What Pride Month Means To Me
Last year, the New York City Pride March was two days after round 3 of dose-dense Taxol. I was wiped, but I slid a rainbow wig onto my squeaky bald head, drew on some eyebrows, and rallied anyway. My partner and I stood on the sidewalk in Greenwich Village. Streamers fell to the ground around us, withering in the 90 degree NYC heat. I felt a similar withering throughout my exhausted body, but we stayed for as long as I could manage, holding hands and cheering as the streets flowed with thousands of people. When I finally gave in we rode a rainbow-filled subway back home to Brooklyn Heights, where we climbed to the roof and listened to the music of the dancing in the streets. I am so privileged to be gay in a time and a place where my sexuality has never impacted the quality of the medical care I receive. This is not the case for everyone. We have much work to do to ensure that LGBTQ people and individuals of color receive the same quality of care that I, as a white, straight-passing woman have come to expect. Trans men and women face an incredible amount of prejudice and systemic oppression in medicine that directly translate to higher death rates, and a lower standard of care. Black women with breast cancer are dying at rates 40% higher than white women. We are failing our sisters; we are failing the womxn around us.

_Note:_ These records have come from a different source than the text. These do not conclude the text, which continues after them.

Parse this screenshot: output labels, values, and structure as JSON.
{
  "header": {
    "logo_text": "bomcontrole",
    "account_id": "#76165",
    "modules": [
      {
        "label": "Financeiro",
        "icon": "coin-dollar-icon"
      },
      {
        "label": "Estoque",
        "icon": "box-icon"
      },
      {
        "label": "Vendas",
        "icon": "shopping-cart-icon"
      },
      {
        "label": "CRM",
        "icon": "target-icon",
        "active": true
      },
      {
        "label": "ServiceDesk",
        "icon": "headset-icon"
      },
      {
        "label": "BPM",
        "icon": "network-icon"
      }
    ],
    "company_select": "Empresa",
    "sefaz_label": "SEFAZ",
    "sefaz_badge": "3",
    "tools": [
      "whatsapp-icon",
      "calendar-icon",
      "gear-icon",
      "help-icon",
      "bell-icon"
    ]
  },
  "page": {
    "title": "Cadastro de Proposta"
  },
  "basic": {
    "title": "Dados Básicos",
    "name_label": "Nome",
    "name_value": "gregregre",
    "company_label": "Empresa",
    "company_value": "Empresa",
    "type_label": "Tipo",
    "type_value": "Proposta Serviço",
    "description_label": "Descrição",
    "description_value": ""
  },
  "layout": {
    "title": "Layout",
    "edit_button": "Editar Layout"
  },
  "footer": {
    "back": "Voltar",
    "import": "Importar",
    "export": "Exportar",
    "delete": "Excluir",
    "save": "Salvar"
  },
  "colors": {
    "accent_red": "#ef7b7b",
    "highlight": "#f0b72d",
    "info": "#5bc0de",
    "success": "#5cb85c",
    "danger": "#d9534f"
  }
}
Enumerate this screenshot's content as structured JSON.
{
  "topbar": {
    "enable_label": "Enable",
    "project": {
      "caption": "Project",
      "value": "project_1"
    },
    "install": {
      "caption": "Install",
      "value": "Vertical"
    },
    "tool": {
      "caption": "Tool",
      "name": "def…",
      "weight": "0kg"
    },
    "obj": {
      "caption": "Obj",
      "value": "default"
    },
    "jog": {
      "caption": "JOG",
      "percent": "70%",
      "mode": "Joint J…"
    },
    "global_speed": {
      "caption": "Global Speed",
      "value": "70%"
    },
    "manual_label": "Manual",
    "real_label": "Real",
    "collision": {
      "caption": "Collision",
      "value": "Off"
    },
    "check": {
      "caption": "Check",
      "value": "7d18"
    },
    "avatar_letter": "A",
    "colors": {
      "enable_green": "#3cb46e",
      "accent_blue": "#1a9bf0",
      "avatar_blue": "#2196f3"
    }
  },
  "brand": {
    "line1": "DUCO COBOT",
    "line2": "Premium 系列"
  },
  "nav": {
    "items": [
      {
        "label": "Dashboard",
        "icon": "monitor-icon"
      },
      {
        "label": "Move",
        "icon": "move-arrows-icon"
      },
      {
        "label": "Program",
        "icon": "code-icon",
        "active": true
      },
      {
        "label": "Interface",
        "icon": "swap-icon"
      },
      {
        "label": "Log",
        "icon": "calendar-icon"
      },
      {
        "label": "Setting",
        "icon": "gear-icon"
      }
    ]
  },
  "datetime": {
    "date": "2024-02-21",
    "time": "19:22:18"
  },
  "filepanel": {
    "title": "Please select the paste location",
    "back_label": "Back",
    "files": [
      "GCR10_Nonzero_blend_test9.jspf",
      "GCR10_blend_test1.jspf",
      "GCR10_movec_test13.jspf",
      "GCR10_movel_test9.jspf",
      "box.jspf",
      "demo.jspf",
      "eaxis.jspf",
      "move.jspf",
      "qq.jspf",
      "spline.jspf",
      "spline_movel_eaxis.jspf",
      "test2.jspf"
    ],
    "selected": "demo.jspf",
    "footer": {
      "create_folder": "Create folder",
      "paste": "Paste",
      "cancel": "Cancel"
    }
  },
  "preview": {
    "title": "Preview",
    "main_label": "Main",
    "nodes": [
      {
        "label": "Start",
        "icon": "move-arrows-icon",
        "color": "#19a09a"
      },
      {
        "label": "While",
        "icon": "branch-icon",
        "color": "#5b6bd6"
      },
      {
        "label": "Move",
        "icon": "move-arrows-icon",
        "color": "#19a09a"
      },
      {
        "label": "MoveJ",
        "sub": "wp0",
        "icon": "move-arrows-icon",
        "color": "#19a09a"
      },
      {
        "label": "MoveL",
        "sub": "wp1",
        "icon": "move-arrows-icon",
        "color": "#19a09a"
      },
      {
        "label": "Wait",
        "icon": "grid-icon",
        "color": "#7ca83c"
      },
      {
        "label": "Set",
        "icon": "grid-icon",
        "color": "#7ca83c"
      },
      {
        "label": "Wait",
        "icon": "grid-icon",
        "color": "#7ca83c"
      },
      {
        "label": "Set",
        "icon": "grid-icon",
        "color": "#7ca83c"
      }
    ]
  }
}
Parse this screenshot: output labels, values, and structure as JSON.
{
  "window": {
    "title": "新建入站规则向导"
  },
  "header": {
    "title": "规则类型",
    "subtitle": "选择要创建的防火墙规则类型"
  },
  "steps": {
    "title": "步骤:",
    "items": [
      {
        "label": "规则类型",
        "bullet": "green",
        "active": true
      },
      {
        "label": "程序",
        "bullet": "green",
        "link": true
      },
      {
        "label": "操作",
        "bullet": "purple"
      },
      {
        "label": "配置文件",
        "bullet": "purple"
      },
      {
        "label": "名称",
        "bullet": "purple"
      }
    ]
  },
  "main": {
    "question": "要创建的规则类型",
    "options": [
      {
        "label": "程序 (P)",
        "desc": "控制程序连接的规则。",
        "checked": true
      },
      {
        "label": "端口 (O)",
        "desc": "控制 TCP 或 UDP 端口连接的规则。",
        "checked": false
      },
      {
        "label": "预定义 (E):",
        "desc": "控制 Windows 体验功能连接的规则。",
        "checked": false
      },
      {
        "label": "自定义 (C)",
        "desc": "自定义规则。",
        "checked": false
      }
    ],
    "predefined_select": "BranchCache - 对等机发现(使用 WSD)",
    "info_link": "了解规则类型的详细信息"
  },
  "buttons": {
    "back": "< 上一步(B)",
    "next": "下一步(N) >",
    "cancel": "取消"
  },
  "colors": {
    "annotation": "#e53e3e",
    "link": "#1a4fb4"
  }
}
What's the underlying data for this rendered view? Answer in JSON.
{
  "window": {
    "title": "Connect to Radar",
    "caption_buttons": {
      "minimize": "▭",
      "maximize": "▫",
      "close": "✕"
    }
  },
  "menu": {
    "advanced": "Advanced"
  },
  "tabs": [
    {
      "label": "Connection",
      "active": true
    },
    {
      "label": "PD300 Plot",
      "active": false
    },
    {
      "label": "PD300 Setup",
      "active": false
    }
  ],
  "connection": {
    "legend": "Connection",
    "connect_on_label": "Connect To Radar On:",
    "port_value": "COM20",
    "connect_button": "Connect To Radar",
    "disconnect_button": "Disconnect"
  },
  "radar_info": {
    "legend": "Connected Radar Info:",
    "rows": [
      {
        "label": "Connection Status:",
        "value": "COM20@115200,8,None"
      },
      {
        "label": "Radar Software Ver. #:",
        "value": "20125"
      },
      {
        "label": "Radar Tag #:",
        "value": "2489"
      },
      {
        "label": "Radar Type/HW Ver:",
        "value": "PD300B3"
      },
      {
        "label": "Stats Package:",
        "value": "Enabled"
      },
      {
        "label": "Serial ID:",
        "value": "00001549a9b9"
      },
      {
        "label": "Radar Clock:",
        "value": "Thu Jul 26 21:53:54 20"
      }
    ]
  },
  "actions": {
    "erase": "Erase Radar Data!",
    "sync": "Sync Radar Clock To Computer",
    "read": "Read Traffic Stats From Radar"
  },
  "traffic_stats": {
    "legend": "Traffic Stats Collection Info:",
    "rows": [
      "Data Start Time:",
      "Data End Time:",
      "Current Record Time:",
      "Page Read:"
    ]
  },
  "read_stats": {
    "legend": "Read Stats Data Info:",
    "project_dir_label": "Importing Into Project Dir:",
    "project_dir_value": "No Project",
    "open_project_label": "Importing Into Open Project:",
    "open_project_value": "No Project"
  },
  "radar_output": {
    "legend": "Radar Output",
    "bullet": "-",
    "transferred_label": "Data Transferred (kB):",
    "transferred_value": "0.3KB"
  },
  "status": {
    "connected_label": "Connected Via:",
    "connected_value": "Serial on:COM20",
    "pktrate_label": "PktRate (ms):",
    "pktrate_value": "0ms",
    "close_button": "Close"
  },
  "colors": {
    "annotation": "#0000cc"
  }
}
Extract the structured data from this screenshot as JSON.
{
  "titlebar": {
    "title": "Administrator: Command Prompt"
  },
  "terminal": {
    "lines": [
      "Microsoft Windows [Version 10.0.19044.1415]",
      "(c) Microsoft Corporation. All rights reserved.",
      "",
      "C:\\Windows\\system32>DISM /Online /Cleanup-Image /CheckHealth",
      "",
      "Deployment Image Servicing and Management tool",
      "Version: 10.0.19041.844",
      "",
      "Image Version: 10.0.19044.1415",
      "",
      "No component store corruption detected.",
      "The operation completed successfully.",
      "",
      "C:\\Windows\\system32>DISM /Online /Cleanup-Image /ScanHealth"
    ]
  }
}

This year, as we celebrate Pride in a time rife with violence, racism and hate I am reminded of stories of the first Pride March, which was actually not a march at all, but a riot. Not like, “hilarious, that march is a riot!”, but a real riot, starting on Christopher Street just blocks from where we stood, after police raided the Stonewall Inn. “Pride” was started by queer, trans women of color, the very same population that remains the most vulnerable and systematically oppressed today. Pride must continue to be a march, it must continue to be a call for action, despite how far we think we’ve come.
To be honest, I hadn’t really thought much about what being gay with breast cancer means, or how my experience might be different than others. The fact that I didn’t have to think about it tells you all you need to know.
Being gay with breast cancer today means I held my partner’s hand at my first appointment. It means her name is listed on all my paperwork as my significant other. It means no one batted an eye when her name was written down as my emergency contact. Being gay with breast cancer today means doctors sat down with us and talked about our options for family planning in the future. It means I could sign a document giving my partner custody over my 17 eggs frozen somewhere in Manhattan, should I die from this disease and never use them. Being gay with breast cancer today means never having to think about whether being gay will make my doctors think less of me, or provide me with a lesser quality of care. It is a gift that so many women before me never had.
I cannot imagine how hard it must have been for gay women to go through treatment without their partners by their sides, fearing that they’d either be prevented from entering the exam rooms, or that acknowledgment of a same-sex partner would result in inferior care.
“Who all do we have here?” Dr. M asked as we crammed into the consultation room at my first appointment. I waved my hand meekly.
“I’m the patient. This is my mom” I said, pointing to my mother.
“Hello, mom” Dr. M said.
“This is my dad”
“This is my partner”
“Hello, partner” She said. And then she moved on. Next subject. No big deal. Not what we were there to talk about.
That simple interaction was a privilege, and was all I needed to realize that being gay wasn’t something I was going to have to be scared about during all of this. And that release of fear, that knowledge that you, as you are, are welcome here, is what we all need when we face this disease. We all deserve to know that we are safe, we are welcome, we will be healed. – Robin Goode